Anyone with an iPhone can attest that the App Store is filled with 652 billion different apps. They can also attest that approximately three of these apps are actually worth anyone's time and/or money.
Add one more to that short list: the new app from indie publishing juggernaut McSweeney's.
The McSweeney's app launched last week, and it goes for $5.99, which also gets you six month's worth of content; from there on out, six-month-long subscription extensions are $4.99. So far, it's been well worth that initial six bucks: The app not only gives you the daily updates from mcsweeneys.net, formatted for easy reading on the iPhone, but it also includes Small Chair, a catch-all section that delivers "a multimedia weekly selection from all branches of the McSweeney's family," be it a story from the new McSweeney's quarterly or a film from the Wholphin DVD or an interview from the Believer magazine. Last week, the app launched with "Raw Water," a story by Wells Tower from McSweeney's 32; today, I woke up to find an excellent short film by Spike Jonze, Lance Bangs, and Catherine Keener, Maurice at the World's Fair, in which Where the Wild Things Are author Maurice Sendak tells a totally charming and hilarious story about his childhood that's brought to life by Jonze, et al.

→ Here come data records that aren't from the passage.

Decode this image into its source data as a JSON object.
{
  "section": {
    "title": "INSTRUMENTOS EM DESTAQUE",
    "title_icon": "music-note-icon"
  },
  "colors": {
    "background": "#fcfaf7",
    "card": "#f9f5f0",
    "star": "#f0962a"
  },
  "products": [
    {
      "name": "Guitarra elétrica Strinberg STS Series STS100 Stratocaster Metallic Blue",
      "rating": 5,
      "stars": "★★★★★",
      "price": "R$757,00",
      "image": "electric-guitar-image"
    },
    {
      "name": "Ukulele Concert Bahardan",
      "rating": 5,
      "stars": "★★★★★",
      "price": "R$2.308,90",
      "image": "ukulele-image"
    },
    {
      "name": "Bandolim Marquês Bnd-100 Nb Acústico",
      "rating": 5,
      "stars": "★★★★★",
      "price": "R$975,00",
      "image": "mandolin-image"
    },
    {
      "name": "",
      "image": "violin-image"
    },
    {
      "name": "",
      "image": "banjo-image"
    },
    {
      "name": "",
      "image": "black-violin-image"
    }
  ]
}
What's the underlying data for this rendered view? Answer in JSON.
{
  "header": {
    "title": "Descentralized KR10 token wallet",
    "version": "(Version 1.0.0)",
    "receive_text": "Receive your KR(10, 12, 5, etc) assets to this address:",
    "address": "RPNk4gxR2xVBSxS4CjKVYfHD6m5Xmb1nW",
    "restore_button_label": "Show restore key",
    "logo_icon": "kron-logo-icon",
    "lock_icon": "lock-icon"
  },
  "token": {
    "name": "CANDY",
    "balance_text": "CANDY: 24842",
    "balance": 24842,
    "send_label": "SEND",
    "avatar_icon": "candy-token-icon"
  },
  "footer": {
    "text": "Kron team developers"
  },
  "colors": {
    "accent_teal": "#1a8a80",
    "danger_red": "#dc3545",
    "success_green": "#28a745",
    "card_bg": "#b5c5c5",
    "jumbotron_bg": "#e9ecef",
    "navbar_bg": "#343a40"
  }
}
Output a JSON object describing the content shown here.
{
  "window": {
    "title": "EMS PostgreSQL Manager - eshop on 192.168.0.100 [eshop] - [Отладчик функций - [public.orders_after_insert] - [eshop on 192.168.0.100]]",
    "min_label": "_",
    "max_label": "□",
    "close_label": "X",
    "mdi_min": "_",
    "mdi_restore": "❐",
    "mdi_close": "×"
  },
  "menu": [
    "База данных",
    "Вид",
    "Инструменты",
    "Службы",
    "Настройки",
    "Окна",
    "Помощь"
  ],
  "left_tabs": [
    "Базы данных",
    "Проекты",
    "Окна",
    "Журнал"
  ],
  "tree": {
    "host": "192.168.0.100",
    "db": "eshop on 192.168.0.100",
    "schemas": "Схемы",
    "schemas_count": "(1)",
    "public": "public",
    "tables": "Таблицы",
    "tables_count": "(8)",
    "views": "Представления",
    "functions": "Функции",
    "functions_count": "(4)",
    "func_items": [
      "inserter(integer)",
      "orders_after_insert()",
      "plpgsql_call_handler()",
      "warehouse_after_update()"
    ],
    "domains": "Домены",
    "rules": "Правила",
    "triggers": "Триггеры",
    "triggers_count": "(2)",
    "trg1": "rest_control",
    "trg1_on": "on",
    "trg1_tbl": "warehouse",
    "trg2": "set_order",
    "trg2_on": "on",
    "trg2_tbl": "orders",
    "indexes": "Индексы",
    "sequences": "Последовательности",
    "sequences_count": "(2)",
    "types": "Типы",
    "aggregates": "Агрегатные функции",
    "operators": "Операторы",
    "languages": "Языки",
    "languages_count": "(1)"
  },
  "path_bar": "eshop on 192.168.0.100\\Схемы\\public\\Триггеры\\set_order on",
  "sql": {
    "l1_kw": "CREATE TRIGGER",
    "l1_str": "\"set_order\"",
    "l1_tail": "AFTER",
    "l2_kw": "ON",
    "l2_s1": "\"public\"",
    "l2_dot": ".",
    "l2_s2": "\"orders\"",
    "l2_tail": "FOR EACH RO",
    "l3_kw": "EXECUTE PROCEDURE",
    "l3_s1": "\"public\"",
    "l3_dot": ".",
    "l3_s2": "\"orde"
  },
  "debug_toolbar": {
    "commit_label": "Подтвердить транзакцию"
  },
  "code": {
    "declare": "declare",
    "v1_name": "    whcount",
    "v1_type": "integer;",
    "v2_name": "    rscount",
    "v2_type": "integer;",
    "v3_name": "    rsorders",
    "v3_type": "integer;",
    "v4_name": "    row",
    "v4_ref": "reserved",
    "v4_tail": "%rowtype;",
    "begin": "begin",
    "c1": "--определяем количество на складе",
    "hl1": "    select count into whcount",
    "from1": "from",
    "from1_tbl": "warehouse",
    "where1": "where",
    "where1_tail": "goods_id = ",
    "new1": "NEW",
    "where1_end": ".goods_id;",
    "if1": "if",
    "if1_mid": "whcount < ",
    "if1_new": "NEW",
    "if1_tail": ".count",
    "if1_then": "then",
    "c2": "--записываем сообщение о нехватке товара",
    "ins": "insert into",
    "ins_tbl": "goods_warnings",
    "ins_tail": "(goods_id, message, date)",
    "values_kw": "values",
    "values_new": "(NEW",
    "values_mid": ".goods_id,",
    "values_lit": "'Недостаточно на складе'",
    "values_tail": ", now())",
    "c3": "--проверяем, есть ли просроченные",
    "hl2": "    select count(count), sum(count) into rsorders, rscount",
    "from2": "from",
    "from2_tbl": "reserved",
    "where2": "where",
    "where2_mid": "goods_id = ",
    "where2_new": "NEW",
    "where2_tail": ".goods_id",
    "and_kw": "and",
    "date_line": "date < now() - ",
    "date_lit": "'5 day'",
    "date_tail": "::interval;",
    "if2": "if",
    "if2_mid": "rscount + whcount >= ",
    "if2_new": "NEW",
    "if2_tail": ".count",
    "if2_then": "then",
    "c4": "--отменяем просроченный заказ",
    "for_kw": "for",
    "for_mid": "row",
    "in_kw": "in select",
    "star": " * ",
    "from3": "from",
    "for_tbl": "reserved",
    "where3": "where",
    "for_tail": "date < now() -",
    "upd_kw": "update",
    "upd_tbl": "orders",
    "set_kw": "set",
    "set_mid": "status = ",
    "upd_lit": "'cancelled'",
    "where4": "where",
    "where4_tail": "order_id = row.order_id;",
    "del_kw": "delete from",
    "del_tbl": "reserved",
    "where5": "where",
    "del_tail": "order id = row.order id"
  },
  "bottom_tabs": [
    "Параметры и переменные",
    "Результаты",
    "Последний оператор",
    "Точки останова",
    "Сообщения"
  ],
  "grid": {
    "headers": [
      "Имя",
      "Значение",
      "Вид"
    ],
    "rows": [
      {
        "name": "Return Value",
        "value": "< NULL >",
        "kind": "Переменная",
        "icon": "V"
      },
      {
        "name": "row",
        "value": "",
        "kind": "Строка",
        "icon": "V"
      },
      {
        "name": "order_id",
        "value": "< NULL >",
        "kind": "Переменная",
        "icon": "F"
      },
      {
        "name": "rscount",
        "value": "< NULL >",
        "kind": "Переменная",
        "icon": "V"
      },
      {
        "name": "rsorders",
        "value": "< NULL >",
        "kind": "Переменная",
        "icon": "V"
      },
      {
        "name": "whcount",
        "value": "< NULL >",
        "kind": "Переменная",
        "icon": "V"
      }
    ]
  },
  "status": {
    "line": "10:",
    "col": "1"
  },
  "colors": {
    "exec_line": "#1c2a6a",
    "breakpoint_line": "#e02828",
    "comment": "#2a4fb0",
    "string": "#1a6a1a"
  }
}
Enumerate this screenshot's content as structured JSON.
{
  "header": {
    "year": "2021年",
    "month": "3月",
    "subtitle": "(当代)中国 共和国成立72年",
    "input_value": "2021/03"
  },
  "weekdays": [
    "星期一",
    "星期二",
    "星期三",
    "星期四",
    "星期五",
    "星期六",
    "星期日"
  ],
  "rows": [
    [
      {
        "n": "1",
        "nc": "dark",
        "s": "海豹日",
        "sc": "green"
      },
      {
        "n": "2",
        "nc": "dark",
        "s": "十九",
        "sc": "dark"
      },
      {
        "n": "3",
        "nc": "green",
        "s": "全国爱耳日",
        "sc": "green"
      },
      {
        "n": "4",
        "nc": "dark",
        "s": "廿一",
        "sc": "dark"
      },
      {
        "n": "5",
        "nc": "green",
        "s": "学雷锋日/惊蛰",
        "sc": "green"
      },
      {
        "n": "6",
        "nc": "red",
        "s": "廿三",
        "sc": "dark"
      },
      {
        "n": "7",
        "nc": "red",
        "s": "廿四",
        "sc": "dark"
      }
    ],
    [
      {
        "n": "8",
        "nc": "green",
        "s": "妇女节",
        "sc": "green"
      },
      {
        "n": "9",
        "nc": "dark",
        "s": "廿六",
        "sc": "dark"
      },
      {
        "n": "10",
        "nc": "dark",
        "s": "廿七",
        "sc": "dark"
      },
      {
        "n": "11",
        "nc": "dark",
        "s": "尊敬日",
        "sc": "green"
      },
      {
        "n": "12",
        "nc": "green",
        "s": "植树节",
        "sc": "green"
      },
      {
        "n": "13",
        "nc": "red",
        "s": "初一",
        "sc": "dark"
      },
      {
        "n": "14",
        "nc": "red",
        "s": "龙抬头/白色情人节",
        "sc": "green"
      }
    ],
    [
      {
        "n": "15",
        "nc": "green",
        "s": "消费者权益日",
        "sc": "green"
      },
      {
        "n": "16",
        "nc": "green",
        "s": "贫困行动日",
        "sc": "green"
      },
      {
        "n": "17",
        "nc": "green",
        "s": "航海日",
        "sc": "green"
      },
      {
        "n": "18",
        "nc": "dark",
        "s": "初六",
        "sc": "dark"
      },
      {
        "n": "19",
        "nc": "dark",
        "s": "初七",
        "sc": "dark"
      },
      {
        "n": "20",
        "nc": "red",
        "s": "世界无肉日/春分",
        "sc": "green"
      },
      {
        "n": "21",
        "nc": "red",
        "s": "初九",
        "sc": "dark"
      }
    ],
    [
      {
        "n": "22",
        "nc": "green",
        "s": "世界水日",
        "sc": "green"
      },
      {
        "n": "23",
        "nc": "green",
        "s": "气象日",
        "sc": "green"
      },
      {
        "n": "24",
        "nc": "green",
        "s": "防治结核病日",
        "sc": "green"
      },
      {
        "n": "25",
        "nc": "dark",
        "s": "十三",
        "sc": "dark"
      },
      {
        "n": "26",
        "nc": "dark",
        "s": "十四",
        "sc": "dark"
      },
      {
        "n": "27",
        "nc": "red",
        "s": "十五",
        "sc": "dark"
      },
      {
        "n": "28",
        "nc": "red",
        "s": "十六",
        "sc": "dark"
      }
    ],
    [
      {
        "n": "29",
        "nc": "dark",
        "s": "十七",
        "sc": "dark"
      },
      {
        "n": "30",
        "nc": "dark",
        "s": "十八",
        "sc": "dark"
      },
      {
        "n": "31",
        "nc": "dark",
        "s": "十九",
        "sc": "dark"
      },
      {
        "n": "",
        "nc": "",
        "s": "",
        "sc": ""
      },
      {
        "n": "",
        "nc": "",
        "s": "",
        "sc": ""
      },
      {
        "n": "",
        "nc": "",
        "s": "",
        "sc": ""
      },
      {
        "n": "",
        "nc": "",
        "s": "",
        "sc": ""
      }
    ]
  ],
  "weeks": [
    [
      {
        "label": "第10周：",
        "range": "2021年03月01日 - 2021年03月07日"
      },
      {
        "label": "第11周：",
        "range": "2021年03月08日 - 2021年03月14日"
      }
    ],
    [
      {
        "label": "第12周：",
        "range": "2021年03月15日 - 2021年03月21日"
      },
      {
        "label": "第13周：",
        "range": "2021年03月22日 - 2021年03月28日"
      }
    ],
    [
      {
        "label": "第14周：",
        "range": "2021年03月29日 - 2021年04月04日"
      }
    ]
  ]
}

This Small Chair stuff that gets beamed to your phone isn't accessible online—making the app's subscription cost feel pretty middling when you consider that the only other way to get these stories and films and whatever else is to cough up for full subscriptions to McSweeney's, Wholphin, and the Believer. What's more, even if you decide not to renew your Small Chair subscription once the six months are up, the McSweeney's app will still function as a quick, easily readable shortcut to the daily content on mcsweeneys.net.
So yeah. McSweeney's is great. Their app is great, too. You should probably buy it.